-- Exercise requirements --
Scan the entries for the word "Charge" and return every line that has it.
───── Extracted data
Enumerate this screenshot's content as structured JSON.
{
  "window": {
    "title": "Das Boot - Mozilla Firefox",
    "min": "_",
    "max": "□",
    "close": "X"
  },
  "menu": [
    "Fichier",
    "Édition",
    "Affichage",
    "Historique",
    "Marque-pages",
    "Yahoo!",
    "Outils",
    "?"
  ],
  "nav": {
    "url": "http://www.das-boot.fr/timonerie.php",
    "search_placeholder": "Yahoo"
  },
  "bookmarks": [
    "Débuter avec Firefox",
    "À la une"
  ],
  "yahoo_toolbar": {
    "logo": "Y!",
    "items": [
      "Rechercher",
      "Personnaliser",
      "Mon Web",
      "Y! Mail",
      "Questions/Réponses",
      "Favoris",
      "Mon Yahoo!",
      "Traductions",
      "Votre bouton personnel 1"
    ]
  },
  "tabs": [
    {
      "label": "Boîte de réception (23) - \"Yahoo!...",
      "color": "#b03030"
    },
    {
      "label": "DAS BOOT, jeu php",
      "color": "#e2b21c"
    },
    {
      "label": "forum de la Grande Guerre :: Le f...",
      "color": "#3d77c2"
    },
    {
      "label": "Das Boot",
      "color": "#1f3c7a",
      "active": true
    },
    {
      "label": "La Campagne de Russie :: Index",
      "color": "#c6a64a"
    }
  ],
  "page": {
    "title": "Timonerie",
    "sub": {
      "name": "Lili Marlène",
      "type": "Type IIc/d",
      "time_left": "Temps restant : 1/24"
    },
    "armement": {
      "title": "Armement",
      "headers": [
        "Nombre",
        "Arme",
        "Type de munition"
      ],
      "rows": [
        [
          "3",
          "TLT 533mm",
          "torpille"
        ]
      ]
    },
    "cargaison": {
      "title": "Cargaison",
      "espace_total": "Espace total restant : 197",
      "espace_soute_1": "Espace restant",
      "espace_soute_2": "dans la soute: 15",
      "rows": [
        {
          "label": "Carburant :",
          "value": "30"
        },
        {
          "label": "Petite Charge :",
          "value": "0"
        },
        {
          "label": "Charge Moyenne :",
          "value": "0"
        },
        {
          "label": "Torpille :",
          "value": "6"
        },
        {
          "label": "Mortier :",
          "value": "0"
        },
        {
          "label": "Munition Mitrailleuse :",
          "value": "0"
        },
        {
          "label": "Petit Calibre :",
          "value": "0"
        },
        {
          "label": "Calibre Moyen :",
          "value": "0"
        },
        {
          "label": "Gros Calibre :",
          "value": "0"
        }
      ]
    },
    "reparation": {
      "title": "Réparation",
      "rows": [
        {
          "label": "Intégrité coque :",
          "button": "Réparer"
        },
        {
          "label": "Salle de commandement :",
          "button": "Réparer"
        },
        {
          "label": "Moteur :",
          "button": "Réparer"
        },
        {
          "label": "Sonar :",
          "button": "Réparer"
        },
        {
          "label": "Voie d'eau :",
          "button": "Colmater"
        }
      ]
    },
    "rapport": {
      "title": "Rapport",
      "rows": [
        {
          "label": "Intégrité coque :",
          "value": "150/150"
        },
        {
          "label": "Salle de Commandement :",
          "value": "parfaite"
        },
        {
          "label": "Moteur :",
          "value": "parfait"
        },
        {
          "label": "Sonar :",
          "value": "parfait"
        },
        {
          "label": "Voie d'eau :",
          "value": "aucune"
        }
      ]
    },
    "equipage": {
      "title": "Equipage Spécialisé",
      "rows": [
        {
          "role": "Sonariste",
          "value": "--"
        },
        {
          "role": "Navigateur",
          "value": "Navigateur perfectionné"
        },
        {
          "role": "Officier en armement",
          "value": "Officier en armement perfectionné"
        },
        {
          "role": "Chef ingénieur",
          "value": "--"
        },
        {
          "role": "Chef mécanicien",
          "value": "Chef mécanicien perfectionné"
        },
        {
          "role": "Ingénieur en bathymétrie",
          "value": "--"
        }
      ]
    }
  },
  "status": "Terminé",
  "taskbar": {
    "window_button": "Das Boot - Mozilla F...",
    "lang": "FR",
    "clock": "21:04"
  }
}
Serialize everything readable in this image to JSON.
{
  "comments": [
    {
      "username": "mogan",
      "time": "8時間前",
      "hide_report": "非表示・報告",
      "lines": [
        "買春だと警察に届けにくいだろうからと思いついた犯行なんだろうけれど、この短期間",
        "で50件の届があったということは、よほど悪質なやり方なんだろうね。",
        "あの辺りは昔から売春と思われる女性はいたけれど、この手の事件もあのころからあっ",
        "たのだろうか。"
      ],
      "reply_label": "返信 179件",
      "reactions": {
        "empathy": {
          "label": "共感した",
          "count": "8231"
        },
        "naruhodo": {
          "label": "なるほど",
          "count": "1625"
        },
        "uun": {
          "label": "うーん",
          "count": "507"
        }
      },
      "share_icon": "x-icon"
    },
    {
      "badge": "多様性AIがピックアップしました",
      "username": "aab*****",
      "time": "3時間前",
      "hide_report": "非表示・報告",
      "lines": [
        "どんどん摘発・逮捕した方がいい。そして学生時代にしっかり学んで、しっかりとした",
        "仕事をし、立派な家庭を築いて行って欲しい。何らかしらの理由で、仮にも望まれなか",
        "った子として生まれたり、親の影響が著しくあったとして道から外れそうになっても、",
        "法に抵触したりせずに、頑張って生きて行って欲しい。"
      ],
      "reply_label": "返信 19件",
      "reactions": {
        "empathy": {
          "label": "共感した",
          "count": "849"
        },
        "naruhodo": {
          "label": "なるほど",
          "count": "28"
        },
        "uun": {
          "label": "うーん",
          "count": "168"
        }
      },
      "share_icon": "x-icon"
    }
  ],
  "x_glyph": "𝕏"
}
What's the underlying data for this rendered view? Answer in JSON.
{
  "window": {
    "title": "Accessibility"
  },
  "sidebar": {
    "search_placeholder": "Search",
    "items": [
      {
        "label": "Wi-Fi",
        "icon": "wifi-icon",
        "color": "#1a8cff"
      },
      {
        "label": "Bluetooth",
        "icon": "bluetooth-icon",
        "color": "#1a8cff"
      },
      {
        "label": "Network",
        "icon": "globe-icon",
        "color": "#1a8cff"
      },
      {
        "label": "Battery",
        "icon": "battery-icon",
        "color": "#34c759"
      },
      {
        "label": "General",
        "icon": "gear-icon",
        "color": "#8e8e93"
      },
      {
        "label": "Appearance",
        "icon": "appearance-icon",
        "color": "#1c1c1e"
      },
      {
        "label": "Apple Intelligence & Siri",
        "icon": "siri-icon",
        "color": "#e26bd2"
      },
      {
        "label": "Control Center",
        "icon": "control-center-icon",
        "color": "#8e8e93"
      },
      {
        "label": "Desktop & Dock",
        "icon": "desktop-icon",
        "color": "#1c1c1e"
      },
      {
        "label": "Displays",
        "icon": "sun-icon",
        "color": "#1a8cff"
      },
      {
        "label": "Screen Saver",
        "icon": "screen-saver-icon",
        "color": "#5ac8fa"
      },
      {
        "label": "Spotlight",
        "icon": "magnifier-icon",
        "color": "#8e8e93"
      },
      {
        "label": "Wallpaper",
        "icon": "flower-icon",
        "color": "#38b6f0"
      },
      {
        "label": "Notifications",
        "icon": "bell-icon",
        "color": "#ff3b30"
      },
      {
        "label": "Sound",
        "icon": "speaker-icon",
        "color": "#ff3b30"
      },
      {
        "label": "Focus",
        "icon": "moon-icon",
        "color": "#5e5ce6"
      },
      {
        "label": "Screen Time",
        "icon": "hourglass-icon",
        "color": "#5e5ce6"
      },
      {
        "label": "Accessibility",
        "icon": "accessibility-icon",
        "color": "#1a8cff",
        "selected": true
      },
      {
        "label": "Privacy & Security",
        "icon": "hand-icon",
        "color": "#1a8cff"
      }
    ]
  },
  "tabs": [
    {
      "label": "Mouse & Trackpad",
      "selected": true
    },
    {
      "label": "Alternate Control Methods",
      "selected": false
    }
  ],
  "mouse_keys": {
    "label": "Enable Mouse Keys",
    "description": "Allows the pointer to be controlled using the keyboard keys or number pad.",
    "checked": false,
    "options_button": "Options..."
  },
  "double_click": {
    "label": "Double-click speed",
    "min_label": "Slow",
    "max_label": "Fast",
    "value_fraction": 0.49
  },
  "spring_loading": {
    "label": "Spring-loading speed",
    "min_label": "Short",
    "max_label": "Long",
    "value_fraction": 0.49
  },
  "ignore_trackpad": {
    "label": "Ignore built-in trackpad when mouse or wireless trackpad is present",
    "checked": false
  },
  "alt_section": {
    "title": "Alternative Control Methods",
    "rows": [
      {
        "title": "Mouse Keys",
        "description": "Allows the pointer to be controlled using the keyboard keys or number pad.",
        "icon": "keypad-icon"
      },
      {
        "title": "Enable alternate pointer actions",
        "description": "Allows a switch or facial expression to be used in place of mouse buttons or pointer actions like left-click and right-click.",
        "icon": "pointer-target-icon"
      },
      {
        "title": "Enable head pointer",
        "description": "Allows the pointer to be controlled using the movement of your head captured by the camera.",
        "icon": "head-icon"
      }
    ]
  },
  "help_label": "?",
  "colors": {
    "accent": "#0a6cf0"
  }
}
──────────
-- Solution to the exercise --
          "label": "Petite Charge :",
          "label": "Charge Moyenne :",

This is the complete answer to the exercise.